### Information supplied
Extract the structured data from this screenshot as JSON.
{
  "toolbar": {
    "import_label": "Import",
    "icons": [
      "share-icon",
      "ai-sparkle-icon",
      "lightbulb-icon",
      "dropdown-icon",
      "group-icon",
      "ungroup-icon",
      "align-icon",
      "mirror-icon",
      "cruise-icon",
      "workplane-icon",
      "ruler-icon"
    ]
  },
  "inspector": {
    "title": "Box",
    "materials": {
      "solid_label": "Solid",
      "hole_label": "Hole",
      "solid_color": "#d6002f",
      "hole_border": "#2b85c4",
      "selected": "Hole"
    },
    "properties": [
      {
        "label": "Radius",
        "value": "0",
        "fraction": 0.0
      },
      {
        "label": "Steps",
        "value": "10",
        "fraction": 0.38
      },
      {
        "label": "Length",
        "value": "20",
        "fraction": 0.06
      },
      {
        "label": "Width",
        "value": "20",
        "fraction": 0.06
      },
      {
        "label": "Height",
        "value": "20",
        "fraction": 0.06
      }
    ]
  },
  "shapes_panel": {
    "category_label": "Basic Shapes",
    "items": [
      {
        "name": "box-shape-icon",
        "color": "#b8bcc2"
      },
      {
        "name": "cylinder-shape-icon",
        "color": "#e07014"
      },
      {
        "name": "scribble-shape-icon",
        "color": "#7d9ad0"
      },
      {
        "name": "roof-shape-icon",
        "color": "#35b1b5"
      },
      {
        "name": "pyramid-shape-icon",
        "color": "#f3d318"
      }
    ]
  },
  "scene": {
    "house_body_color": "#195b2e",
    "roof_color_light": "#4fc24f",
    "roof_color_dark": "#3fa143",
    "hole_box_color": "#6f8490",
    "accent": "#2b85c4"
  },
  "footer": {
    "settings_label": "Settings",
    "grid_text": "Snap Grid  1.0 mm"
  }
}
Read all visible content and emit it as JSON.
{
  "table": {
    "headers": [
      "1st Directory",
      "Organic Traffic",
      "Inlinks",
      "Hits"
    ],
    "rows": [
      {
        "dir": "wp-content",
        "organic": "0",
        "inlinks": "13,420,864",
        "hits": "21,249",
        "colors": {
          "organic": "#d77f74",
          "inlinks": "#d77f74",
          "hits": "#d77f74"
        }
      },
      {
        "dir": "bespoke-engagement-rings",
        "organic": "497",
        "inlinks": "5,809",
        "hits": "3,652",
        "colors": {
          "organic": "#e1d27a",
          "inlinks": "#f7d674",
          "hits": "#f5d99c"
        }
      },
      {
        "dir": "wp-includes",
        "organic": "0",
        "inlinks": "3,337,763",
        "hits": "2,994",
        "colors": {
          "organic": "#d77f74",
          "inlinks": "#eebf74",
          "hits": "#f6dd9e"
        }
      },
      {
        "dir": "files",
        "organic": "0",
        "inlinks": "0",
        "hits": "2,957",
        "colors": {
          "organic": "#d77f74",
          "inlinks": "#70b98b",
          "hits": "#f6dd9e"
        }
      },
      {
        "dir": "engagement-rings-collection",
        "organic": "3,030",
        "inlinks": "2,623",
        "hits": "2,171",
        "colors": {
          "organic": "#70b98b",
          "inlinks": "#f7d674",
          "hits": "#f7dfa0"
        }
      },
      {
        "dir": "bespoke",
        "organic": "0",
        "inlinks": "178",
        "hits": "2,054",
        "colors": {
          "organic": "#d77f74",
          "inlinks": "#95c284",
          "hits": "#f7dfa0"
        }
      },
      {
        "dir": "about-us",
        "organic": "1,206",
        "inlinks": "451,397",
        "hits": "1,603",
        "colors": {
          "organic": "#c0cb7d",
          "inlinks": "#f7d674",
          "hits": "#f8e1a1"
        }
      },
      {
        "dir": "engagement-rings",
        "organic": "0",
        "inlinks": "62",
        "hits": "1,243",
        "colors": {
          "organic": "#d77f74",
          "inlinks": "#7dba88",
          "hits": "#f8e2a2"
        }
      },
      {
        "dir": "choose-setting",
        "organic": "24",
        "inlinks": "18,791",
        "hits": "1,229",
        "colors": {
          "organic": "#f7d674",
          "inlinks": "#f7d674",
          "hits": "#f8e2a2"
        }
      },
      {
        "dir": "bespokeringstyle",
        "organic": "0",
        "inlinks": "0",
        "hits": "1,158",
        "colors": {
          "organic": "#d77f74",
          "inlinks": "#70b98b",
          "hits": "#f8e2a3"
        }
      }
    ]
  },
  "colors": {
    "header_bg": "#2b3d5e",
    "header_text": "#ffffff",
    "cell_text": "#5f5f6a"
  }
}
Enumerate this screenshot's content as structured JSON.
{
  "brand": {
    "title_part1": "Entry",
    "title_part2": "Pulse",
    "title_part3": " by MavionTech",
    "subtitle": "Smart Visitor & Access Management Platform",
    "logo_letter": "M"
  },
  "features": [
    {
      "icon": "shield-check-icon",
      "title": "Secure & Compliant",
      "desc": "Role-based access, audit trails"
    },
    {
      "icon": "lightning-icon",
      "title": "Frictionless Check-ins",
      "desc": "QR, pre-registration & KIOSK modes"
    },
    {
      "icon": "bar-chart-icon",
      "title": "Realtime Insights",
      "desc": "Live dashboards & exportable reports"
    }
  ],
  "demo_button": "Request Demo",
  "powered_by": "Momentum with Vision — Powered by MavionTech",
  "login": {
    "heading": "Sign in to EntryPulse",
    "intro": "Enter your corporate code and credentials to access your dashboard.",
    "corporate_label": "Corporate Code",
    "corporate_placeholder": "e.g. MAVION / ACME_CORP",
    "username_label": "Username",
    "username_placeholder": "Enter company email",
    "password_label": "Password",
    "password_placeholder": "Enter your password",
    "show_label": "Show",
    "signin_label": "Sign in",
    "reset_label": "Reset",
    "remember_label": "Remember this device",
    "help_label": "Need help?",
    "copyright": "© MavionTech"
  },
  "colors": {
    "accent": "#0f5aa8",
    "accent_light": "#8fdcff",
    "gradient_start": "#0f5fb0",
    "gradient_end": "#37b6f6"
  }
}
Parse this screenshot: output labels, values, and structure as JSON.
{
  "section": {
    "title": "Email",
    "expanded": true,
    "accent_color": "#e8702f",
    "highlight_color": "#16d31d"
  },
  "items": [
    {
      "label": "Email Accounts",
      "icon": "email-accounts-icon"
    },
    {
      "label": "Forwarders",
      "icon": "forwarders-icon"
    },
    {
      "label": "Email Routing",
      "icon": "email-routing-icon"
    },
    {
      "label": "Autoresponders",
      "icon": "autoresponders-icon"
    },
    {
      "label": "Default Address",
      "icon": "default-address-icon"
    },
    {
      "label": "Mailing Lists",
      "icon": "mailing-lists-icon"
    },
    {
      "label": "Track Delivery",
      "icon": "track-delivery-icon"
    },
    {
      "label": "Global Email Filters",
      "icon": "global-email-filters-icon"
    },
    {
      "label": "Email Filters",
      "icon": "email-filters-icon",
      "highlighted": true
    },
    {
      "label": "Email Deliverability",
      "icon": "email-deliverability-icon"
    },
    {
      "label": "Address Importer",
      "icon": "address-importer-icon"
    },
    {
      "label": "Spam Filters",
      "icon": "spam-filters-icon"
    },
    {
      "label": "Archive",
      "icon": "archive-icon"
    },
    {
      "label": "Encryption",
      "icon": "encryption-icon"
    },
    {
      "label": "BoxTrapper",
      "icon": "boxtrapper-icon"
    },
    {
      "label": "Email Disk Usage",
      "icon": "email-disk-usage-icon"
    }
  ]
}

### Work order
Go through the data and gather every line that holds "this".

### Exercise answer
Extract the structured data from this screenshot as JSON.
Enumerate this screenshot's content as structured JSON.
    "remember_label": "Remember this device",
Parse this screenshot: output labels, values, and structure as JSON.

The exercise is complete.